## Task to complete
Skip the images. Copy the records exactly as written.

## Extracted data
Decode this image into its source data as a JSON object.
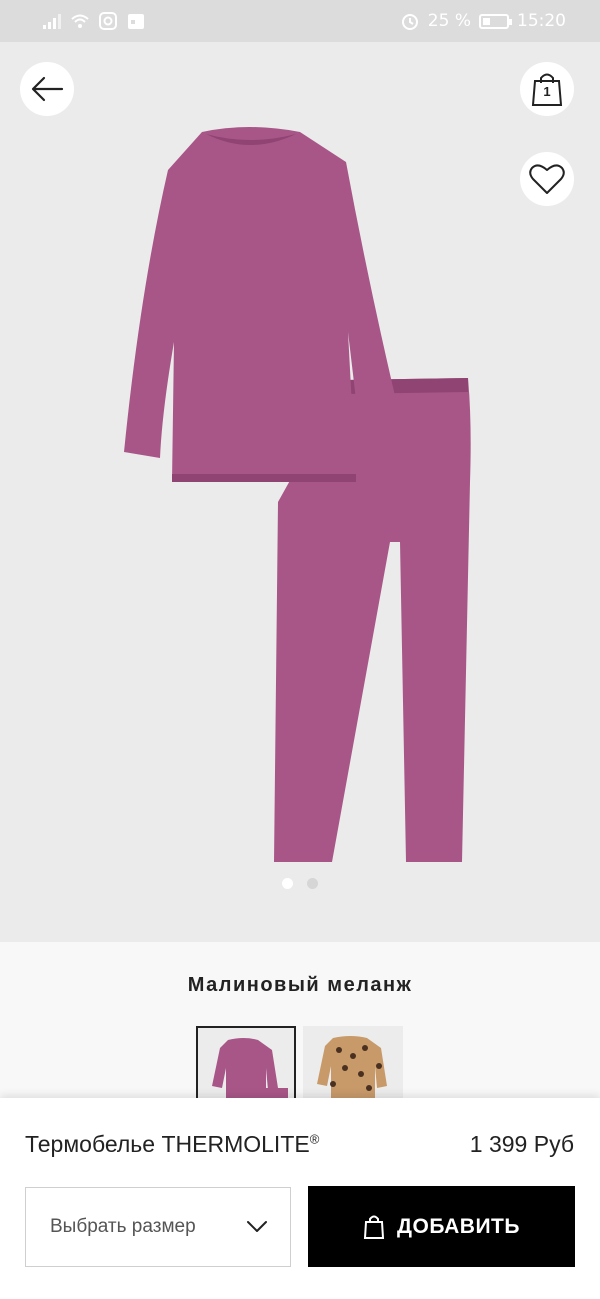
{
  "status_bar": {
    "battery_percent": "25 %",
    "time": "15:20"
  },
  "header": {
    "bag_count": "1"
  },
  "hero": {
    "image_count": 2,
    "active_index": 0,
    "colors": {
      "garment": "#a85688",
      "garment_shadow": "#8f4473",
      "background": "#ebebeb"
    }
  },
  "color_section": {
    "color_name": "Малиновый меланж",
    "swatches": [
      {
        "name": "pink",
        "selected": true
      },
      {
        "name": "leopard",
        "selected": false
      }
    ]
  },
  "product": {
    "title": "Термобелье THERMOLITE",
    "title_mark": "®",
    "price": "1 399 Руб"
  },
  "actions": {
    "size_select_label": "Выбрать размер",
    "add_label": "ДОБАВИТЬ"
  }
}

## Result of this exercise
Decode this image into its source data as a JSON object.
{
  "status_bar": {
    "battery_percent": "25 %",
    "time": "15:20"
  },
  "header": {
    "bag_count": "1"
  },
  "hero": {
    "image_count": 2,
    "active_index": 0,
    "colors": {
      "garment": "#a85688",
      "garment_shadow": "#8f4473",
      "background": "#ebebeb"
    }
  },
  "color_section": {
    "color_name": "Малиновый меланж",
    "swatches": [
      {
        "name": "pink",
        "selected": true
      },
      {
        "name": "leopard",
        "selected": false
      }
    ]
  },
  "product": {
    "title": "Термобелье THERMOLITE",
    "title_mark": "®",
    "price": "1 399 Руб"
  },
  "actions": {
    "size_select_label": "Выбрать размер",
    "add_label": "ДОБАВИТЬ"
  }
}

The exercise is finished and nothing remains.